#### [Your instructions]
Among the records, how many lines contain "icon"? Only the number is needed.
***** Dataset entries
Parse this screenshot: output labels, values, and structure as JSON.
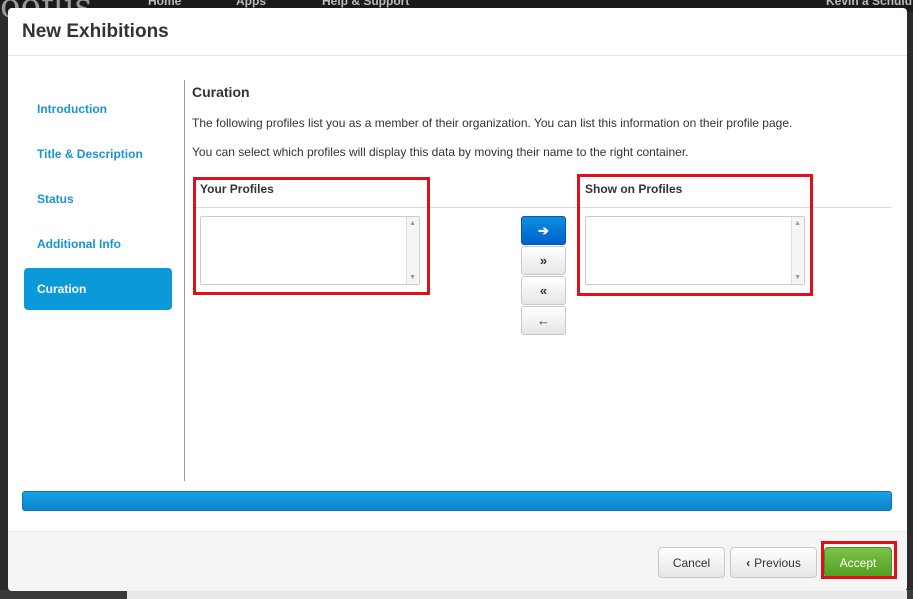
{
  "background": {
    "logo_text": "ooflis",
    "nav": [
      "Home",
      "Apps",
      "Help & Support",
      "Kevin a Schuld"
    ]
  },
  "modal": {
    "title": "New Exhibitions"
  },
  "sidebar": {
    "items": [
      {
        "label": "Introduction",
        "active": false
      },
      {
        "label": "Title & Description",
        "active": false
      },
      {
        "label": "Status",
        "active": false
      },
      {
        "label": "Additional Info",
        "active": false
      },
      {
        "label": "Curation",
        "active": true
      }
    ]
  },
  "content": {
    "section_title": "Curation",
    "paragraph1": "The following profiles list you as a member of their organization. You can list this information on their profile page.",
    "paragraph2": "You can select which profiles will display this data by moving their name to the right container.",
    "left_box_label": "Your Profiles",
    "right_box_label": "Show on Profiles",
    "move_buttons": [
      {
        "icon": "arrow-right-icon",
        "glyph": "➔"
      },
      {
        "icon": "double-chevron-right-icon",
        "glyph": "»"
      },
      {
        "icon": "double-chevron-left-icon",
        "glyph": "«"
      },
      {
        "icon": "arrow-left-icon",
        "glyph": "←"
      }
    ]
  },
  "footer": {
    "cancel_label": "Cancel",
    "previous_label": "Previous",
    "previous_icon": "chevron-left-icon",
    "accept_label": "Accept"
  },
  "colors": {
    "accent": "#0a9ada",
    "link": "#1a94cf",
    "accept": "#5fae2e",
    "highlight": "#e0101a"
  }
}
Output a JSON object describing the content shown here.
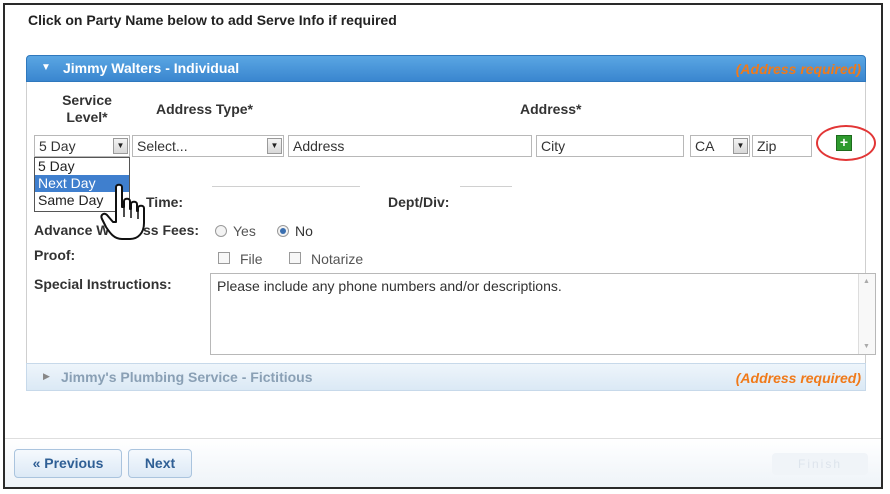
{
  "instruction": "Click on Party Name below to add Serve Info if required",
  "party1": {
    "name": "Jimmy Walters - Individual",
    "address_required": "(Address required)",
    "headers": {
      "service_level": "Service Level*",
      "address_type": "Address Type*",
      "address": "Address*"
    },
    "service_level_value": "5 Day",
    "service_level_options": [
      "5 Day",
      "Next Day",
      "Same Day"
    ],
    "service_level_highlighted": "Next Day",
    "address_type_value": "Select...",
    "address_placeholder": "Address",
    "city_placeholder": "City",
    "state_value": "CA",
    "zip_placeholder": "Zip",
    "time_label": "Time:",
    "dept_label": "Dept/Div:",
    "advance_fees_label": "Advance W",
    "advance_fees_label_tail": "ss Fees:",
    "yes_label": "Yes",
    "no_label": "No",
    "advance_fees_selected": "No",
    "proof_label": "Proof:",
    "file_label": "File",
    "notarize_label": "Notarize",
    "special_instructions_label": "Special Instructions:",
    "special_instructions_text": "Please include any phone numbers and/or descriptions."
  },
  "party2": {
    "name": "Jimmy's Plumbing Service - Fictitious",
    "address_required": "(Address required)"
  },
  "footer": {
    "previous_label": "« Previous",
    "next_label": "Next",
    "faint_label": "Finish"
  },
  "colors": {
    "header_blue": "#3a86cf",
    "address_required_orange": "#f07a1a",
    "annotation_red": "#e23636",
    "add_button_green": "#2e9a2e"
  }
}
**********
#### [Reply]
5